### YOUR TASK
What's needed is an exact copy of all the data below, without pictures.

━━━━━━━━━━━━━━━━━━━━━━━━━━━━━━

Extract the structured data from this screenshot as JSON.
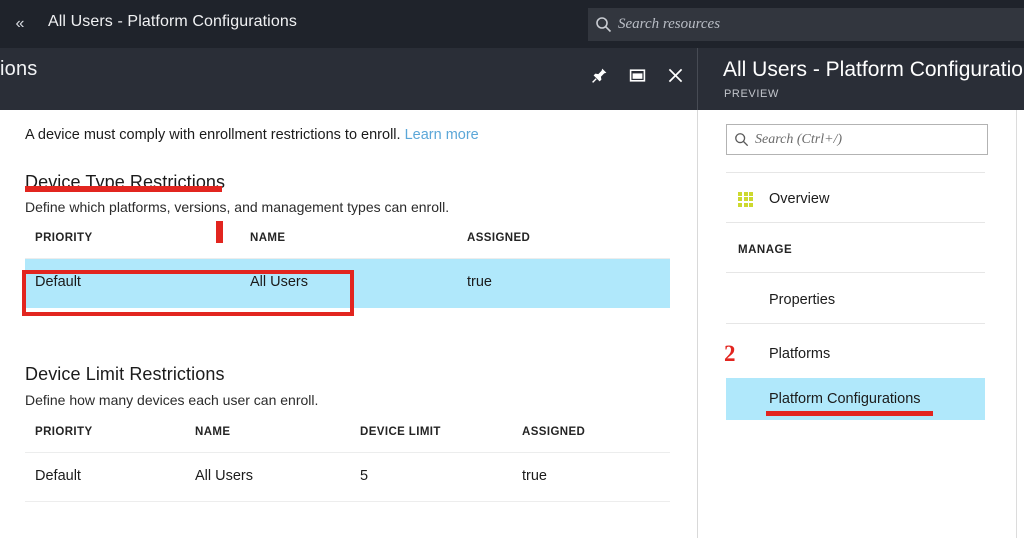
{
  "topbar": {
    "collapse_icon": "double-chevron-left-icon",
    "breadcrumb_title": "All Users - Platform Configurations",
    "search": {
      "icon": "search-icon",
      "placeholder": "Search resources",
      "value": ""
    }
  },
  "band": {
    "left_clipped_text": "ions",
    "actions": [
      {
        "name": "pin-icon",
        "label": "Pin"
      },
      {
        "name": "maximize-icon",
        "label": "Maximize"
      },
      {
        "name": "close-icon",
        "label": "Close"
      }
    ],
    "blade_title": "All Users - Platform Configurations",
    "blade_badge": "PREVIEW"
  },
  "content": {
    "lead_text": "A device must comply with enrollment restrictions to enroll.",
    "lead_link": "Learn more",
    "sections": [
      {
        "title": "Device Type Restrictions",
        "subtitle": "Define which platforms, versions, and management types can enroll.",
        "columns": [
          "PRIORITY",
          "NAME",
          "ASSIGNED"
        ],
        "rows": [
          {
            "priority": "Default",
            "name": "All Users",
            "assigned": "true",
            "selected": true
          }
        ]
      },
      {
        "title": "Device Limit Restrictions",
        "subtitle": "Define how many devices each user can enroll.",
        "columns": [
          "PRIORITY",
          "NAME",
          "DEVICE LIMIT",
          "ASSIGNED"
        ],
        "rows": [
          {
            "priority": "Default",
            "name": "All Users",
            "device_limit": "5",
            "assigned": "true",
            "selected": false
          }
        ]
      }
    ]
  },
  "right_panel": {
    "search": {
      "icon": "search-icon",
      "placeholder": "Search (Ctrl+/)",
      "value": ""
    },
    "items": [
      {
        "label": "Overview",
        "icon": "grid-icon",
        "type": "item",
        "selected": false
      },
      {
        "label": "MANAGE",
        "icon": "",
        "type": "group",
        "selected": false
      },
      {
        "label": "Properties",
        "icon": "",
        "type": "item",
        "selected": false
      },
      {
        "label": "Platforms",
        "icon": "",
        "type": "item",
        "selected": false
      },
      {
        "label": "Platform Configurations",
        "icon": "",
        "type": "item",
        "selected": true
      }
    ]
  },
  "annotations": {
    "marker_number": "2",
    "color": "#e2251f"
  },
  "colors": {
    "topbar_bg": "#1f232b",
    "band_bg": "#2a2e37",
    "selection_blue": "#b0e8fb",
    "link_blue": "#5ba7d8",
    "overview_icon_green": "#cdd92e",
    "annotation_red": "#e2251f"
  }
}
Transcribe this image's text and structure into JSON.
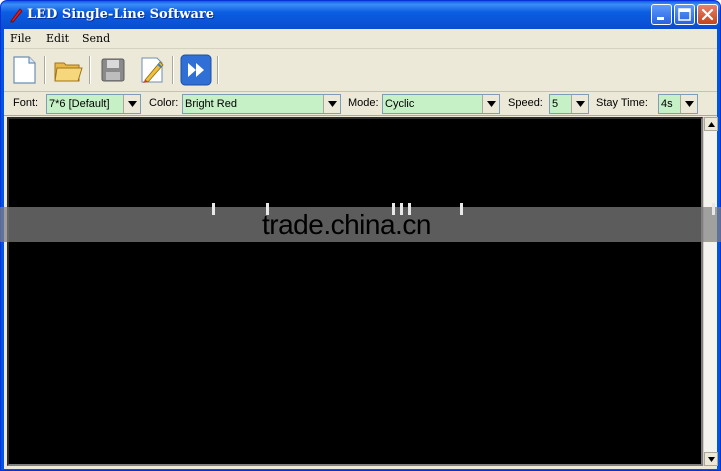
{
  "window": {
    "title": "LED Single-Line Software",
    "icon": "pen-icon",
    "controls": [
      "minimize-icon",
      "maximize-icon",
      "close-icon"
    ]
  },
  "menu": {
    "items": [
      "File",
      "Edit",
      "Send"
    ]
  },
  "toolbar": {
    "buttons": [
      {
        "name": "new",
        "icon": "new-document-icon"
      },
      {
        "name": "open",
        "icon": "open-folder-icon"
      },
      {
        "name": "save",
        "icon": "save-disk-icon"
      },
      {
        "name": "edit",
        "icon": "edit-brush-icon"
      },
      {
        "name": "send",
        "icon": "fast-forward-icon"
      }
    ]
  },
  "options": {
    "font_label": "Font:",
    "font_value": "7*6 [Default]",
    "color_label": "Color:",
    "color_value": "Bright Red",
    "mode_label": "Mode:",
    "mode_value": "Cyclic",
    "speed_label": "Speed:",
    "speed_value": "5",
    "stay_label": "Stay Time:",
    "stay_value": "4s"
  },
  "watermark": {
    "text": "trade.china.cn"
  },
  "colors": {
    "title_bar": "#0a52d6",
    "client_bg": "#ece9d8",
    "combo_bg": "#c6f0c6",
    "display_bg": "#000000"
  }
}
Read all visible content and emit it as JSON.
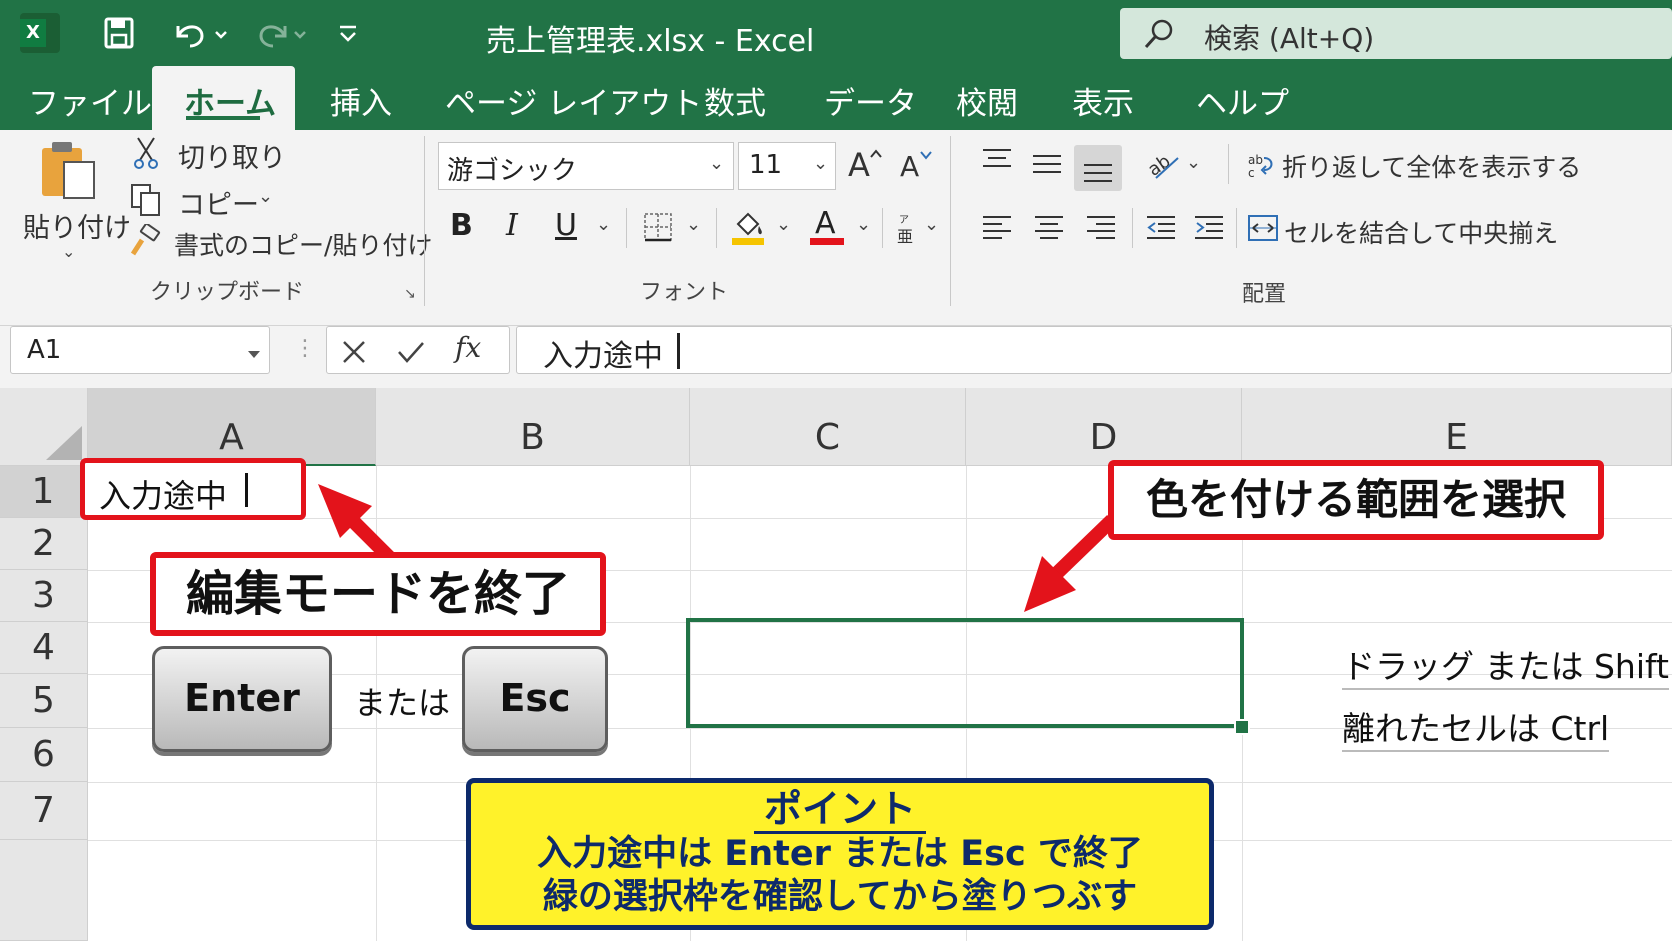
{
  "titlebar": {
    "app_icon": "X",
    "title": "売上管理表.xlsx  -  Excel",
    "search_placeholder": "検索 (Alt+Q)",
    "save_icon": "save-icon",
    "undo_icon": "undo-icon",
    "redo_icon": "redo-icon",
    "qat_icon": "customize-qat-icon"
  },
  "tabs": [
    "ファイル",
    "ホーム",
    "挿入",
    "ページ レイアウト",
    "数式",
    "データ",
    "校閲",
    "表示",
    "ヘルプ"
  ],
  "active_tab": "ホーム",
  "ribbon": {
    "clipboard": {
      "paste": "貼り付け",
      "cut": "切り取り",
      "copy": "コピー",
      "format_painter": "書式のコピー/貼り付け",
      "group": "クリップボード"
    },
    "font": {
      "name": "游ゴシック",
      "size": "11",
      "bold": "B",
      "italic": "I",
      "underline": "U",
      "font_color_letter": "A",
      "grow": "A",
      "shrink": "A",
      "group": "フォント"
    },
    "alignment": {
      "wrap": "折り返して全体を表示する",
      "merge": "セルを結合して中央揃え",
      "group": "配置"
    }
  },
  "formula_bar": {
    "name_box": "A1",
    "fx": "fx",
    "content": "入力途中"
  },
  "sheet": {
    "columns": [
      "A",
      "B",
      "C",
      "D",
      "E"
    ],
    "rows": [
      "1",
      "2",
      "3",
      "4",
      "5",
      "6",
      "7"
    ],
    "cell_a1": "入力途中"
  },
  "annotations": {
    "exit_edit": "編集モードを終了",
    "key_enter": "Enter",
    "or": "または",
    "key_esc": "Esc",
    "select_range": "色を付ける範囲を選択",
    "drag_tip": "ドラッグ または Shift",
    "ctrl_tip": "離れたセルは Ctrl",
    "point_title": "ポイント",
    "point_line1": "入力途中は Enter または Esc で終了",
    "point_line2": "緑の選択枠を確認してから塗りつぶす"
  },
  "colors": {
    "excel_green": "#217346",
    "callout_red": "#e3131b",
    "point_yellow": "#fff22a",
    "point_border": "#0d2a6b",
    "fill_yellow": "#f5c400",
    "font_red": "#e3131b"
  }
}
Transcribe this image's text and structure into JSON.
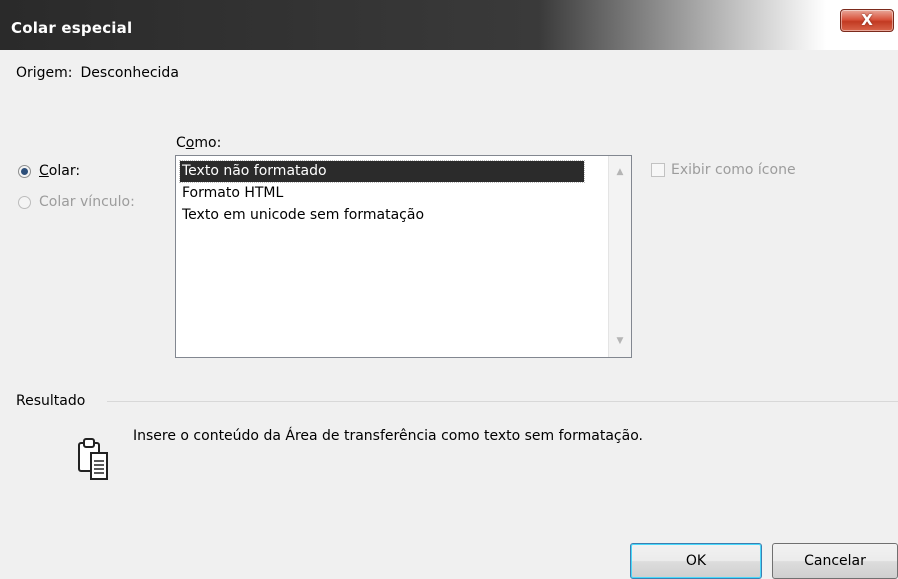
{
  "window": {
    "title": "Colar especial",
    "close_label": "X"
  },
  "origin": {
    "label": "Origem:",
    "value": "Desconhecida"
  },
  "como": {
    "label_before": "C",
    "label_mnemonic": "o",
    "label_after": "mo:"
  },
  "radios": [
    {
      "label_mnemonic": "C",
      "label_rest": "olar:",
      "checked": true,
      "enabled": true
    },
    {
      "label": "Colar vínculo:",
      "checked": false,
      "enabled": false
    }
  ],
  "list": {
    "items": [
      "Texto não formatado",
      "Formato HTML",
      "Texto em unicode sem formatação"
    ],
    "selected_index": 0
  },
  "display_as_icon": {
    "label": "Exibir como ícone",
    "checked": false,
    "enabled": false
  },
  "result": {
    "label": "Resultado",
    "description": "Insere o conteúdo da Área de transferência como texto sem formatação.",
    "icon": "clipboard-icon"
  },
  "buttons": {
    "ok": "OK",
    "cancel": "Cancelar"
  }
}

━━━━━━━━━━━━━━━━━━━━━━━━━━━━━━

### REPLY TO THE EXERCISE
Extract the structured data from this screenshot as JSON.
{
  "topbar": {
    "collapse_icon": "double-chevron-left-icon",
    "breadcrumb_title": "All Users - Platform Configurations",
    "search": {
      "icon": "search-icon",
      "placeholder": "Search resources",
      "value": ""
    }
  },
  "band": {
    "left_clipped_text": "ions",
    "actions": [
      {
        "name": "pin-icon",
        "label": "Pin"
      },
      {
        "name": "maximize-icon",
        "label": "Maximize"
      },
      {
        "name": "close-icon",
        "label": "Close"
      }
    ],
    "blade_title": "All Users - Platform Configurations",
    "blade_badge": "PREVIEW"
  },
  "content": {
    "lead_text": "A device must comply with enrollment restrictions to enroll.",
    "lead_link": "Learn more",
    "sections": [
      {
        "title": "Device Type Restrictions",
        "subtitle": "Define which platforms, versions, and management types can enroll.",
        "columns": [
          "PRIORITY",
          "NAME",
          "ASSIGNED"
        ],
        "rows": [
          {
            "priority": "Default",
            "name": "All Users",
            "assigned": "true",
            "selected": true
          }
        ]
      },
      {
        "title": "Device Limit Restrictions",
        "subtitle": "Define how many devices each user can enroll.",
        "columns": [
          "PRIORITY",
          "NAME",
          "DEVICE LIMIT",
          "ASSIGNED"
        ],
        "rows": [
          {
            "priority": "Default",
            "name": "All Users",
            "device_limit": "5",
            "assigned": "true",
            "selected": false
          }
        ]
      }
    ]
  },
  "right_panel": {
    "search": {
      "icon": "search-icon",
      "placeholder": "Search (Ctrl+/)",
      "value": ""
    },
    "items": [
      {
        "label": "Overview",
        "icon": "grid-icon",
        "type": "item",
        "selected": false
      },
      {
        "label": "MANAGE",
        "icon": "",
        "type": "group",
        "selected": false
      },
      {
        "label": "Properties",
        "icon": "",
        "type": "item",
        "selected": false
      },
      {
        "label": "Platforms",
        "icon": "",
        "type": "item",
        "selected": false
      },
      {
        "label": "Platform Configurations",
        "icon": "",
        "type": "item",
        "selected": true
      }
    ]
  },
  "annotations": {
    "marker_number": "2",
    "color": "#e2251f"
  },
  "colors": {
    "topbar_bg": "#1f232b",
    "band_bg": "#2a2e37",
    "selection_blue": "#b0e8fb",
    "link_blue": "#5ba7d8",
    "overview_icon_green": "#cdd92e",
    "annotation_red": "#e2251f"
  }
}
Transcribe this image's text and structure into JSON.
{
  "window": {
    "title": "LED Single-Line Software",
    "icon": "pen-icon",
    "controls": [
      "minimize-icon",
      "maximize-icon",
      "close-icon"
    ]
  },
  "menu": {
    "items": [
      "File",
      "Edit",
      "Send"
    ]
  },
  "toolbar": {
    "buttons": [
      {
        "name": "new",
        "icon": "new-document-icon"
      },
      {
        "name": "open",
        "icon": "open-folder-icon"
      },
      {
        "name": "save",
        "icon": "save-disk-icon"
      },
      {
        "name": "edit",
        "icon": "edit-brush-icon"
      },
      {
        "name": "send",
        "icon": "fast-forward-icon"
      }
    ]
  },
  "options": {
    "font_label": "Font:",
    "font_value": "7*6 [Default]",
    "color_label": "Color:",
    "color_value": "Bright Red",
    "mode_label": "Mode:",
    "mode_value": "Cyclic",
    "speed_label": "Speed:",
    "speed_value": "5",
    "stay_label": "Stay Time:",
    "stay_value": "4s"
  },
  "watermark": {
    "text": "trade.china.cn"
  },
  "colors": {
    "title_bar": "#0a52d6",
    "client_bg": "#ece9d8",
    "combo_bg": "#c6f0c6",
    "display_bg": "#000000"
  }
}
Read all visible content and emit it as JSON.
{
  "titlebar": {
    "app_icon": "X",
    "title": "売上管理表.xlsx  -  Excel",
    "search_placeholder": "検索 (Alt+Q)",
    "save_icon": "save-icon",
    "undo_icon": "undo-icon",
    "redo_icon": "redo-icon",
    "qat_icon": "customize-qat-icon"
  },
  "tabs": [
    "ファイル",
    "ホーム",
    "挿入",
    "ページ レイアウト",
    "数式",
    "データ",
    "校閲",
    "表示",
    "ヘルプ"
  ],
  "active_tab": "ホーム",
  "ribbon": {
    "clipboard": {
      "paste": "貼り付け",
      "cut": "切り取り",
      "copy": "コピー",
      "format_painter": "書式のコピー/貼り付け",
      "group": "クリップボード"
    },
    "font": {
      "name": "游ゴシック",
      "size": "11",
      "bold": "B",
      "italic": "I",
      "underline": "U",
      "font_color_letter": "A",
      "grow": "A",
      "shrink": "A",
      "group": "フォント"
    },
    "alignment": {
      "wrap": "折り返して全体を表示する",
      "merge": "セルを結合して中央揃え",
      "group": "配置"
    }
  },
  "formula_bar": {
    "name_box": "A1",
    "fx": "fx",
    "content": "入力途中"
  },
  "sheet": {
    "columns": [
      "A",
      "B",
      "C",
      "D",
      "E"
    ],
    "rows": [
      "1",
      "2",
      "3",
      "4",
      "5",
      "6",
      "7"
    ],
    "cell_a1": "入力途中"
  },
  "annotations": {
    "exit_edit": "編集モードを終了",
    "key_enter": "Enter",
    "or": "または",
    "key_esc": "Esc",
    "select_range": "色を付ける範囲を選択",
    "drag_tip": "ドラッグ または Shift",
    "ctrl_tip": "離れたセルは Ctrl",
    "point_title": "ポイント",
    "point_line1": "入力途中は Enter または Esc で終了",
    "point_line2": "緑の選択枠を確認してから塗りつぶす"
  },
  "colors": {
    "excel_green": "#217346",
    "callout_red": "#e3131b",
    "point_yellow": "#fff22a",
    "point_border": "#0d2a6b",
    "fill_yellow": "#f5c400",
    "font_red": "#e3131b"
  }
}
Transcribe this image's text and structure into JSON.
{
  "window": {
    "title": "Colar especial",
    "close_label": "X"
  },
  "origin": {
    "label": "Origem:",
    "value": "Desconhecida"
  },
  "como": {
    "label_before": "C",
    "label_mnemonic": "o",
    "label_after": "mo:"
  },
  "radios": [
    {
      "label_mnemonic": "C",
      "label_rest": "olar:",
      "checked": true,
      "enabled": true
    },
    {
      "label": "Colar vínculo:",
      "checked": false,
      "enabled": false
    }
  ],
  "list": {
    "items": [
      "Texto não formatado",
      "Formato HTML",
      "Texto em unicode sem formatação"
    ],
    "selected_index": 0
  },
  "display_as_icon": {
    "label": "Exibir como ícone",
    "checked": false,
    "enabled": false
  },
  "result": {
    "label": "Resultado",
    "description": "Insere o conteúdo da Área de transferência como texto sem formatação.",
    "icon": "clipboard-icon"
  },
  "buttons": {
    "ok": "OK",
    "cancel": "Cancelar"
  }
}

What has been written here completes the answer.